Work and life lessons in the kitchen
Sergio Ro quietly chops vegetables, preparing a lunch time meal at Friends Catering, a social enterprise run out of Fred Victor and supported by United Way. This simple task is filled with meaning for Sergio.
“At first when I was learning to cut potatoes the same size, I would stress over it, because each time I would get it wrong,” says Sergio. “But then Chef would fix it. And it helped me see that there’s always a path back, no matter where you are in life.”
It is the type of lesson that is Friends’ reason for being. Supported by United Way’s Toronto Enterprise Fund, Friends is helping individuals who are living under the poverty line and facing challenges entering the job market to access new work opportunities.
“For some people, they’re newcomers and it’s their first job in the country,” says Monica Schroeder, Fred Victor Resource Developer for Friends Catering. “For some people, they may have been experiencing issues of mental illness or addiction or other health issues and that’s created a barrier for them.”
For Sergio, working at Friends Catering was critical for instilling a sense of responsibility and breaking a cycle of depression that had left him without motivation or a sense of purpose.
“I was so depressed that I saw no need to get up or to have a goal in life. But working at Friends Catering feels good because we’re a really small staff and we rely on each other,” says Sergio. “It feels good to be needed, so I have a reason to get up. And through that, it got the momentum going to keep trying to move ahead.”
That momentum helped Sergio decide to return to his studies and apply to university. He’ll be heading to the University of Toronto this fall. He credits his experience at Friends for the turnaround.

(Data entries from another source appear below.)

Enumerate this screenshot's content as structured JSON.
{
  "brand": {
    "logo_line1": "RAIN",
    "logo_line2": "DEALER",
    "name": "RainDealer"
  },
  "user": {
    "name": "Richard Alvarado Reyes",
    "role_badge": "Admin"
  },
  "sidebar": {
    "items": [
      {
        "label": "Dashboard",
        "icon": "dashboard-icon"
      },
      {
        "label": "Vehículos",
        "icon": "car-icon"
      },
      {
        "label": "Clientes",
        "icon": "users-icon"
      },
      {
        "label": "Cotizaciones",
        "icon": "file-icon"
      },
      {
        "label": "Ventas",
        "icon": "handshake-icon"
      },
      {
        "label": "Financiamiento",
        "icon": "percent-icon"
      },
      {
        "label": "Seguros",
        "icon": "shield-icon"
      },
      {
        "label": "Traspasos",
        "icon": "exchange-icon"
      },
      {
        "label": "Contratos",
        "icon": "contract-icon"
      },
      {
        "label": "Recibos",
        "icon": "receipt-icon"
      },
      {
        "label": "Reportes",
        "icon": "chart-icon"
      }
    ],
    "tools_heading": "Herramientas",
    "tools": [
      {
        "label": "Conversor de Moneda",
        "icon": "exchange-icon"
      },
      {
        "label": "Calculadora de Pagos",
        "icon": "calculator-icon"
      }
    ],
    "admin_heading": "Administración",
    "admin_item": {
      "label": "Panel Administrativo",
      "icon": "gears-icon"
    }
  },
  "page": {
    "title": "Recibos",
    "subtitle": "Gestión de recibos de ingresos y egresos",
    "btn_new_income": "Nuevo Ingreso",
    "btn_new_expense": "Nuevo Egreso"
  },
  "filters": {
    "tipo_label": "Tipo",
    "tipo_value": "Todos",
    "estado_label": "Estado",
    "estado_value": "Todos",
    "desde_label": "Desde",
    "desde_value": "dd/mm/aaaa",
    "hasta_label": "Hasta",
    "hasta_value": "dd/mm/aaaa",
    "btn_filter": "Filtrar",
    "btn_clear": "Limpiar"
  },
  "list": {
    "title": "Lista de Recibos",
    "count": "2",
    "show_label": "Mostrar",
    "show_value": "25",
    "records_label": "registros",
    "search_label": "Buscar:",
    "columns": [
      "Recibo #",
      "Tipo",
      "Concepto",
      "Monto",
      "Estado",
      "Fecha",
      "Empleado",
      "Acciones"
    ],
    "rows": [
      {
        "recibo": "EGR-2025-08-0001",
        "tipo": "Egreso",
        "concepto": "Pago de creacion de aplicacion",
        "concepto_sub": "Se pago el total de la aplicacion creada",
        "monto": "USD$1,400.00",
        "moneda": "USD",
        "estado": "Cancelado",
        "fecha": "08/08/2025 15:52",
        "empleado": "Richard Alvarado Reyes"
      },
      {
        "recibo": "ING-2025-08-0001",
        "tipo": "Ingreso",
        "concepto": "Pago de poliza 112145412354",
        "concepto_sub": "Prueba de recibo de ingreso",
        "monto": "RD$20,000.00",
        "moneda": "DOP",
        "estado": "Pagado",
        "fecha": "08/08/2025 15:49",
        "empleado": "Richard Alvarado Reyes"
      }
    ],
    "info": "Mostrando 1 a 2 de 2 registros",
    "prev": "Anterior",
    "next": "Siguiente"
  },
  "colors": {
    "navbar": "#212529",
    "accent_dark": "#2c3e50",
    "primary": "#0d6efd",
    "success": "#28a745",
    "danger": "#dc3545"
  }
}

“Before, I thought I could never go back to school,” says Sergio. “It’s working in the kitchen that helped me realize that you have to work hard to achieve results.”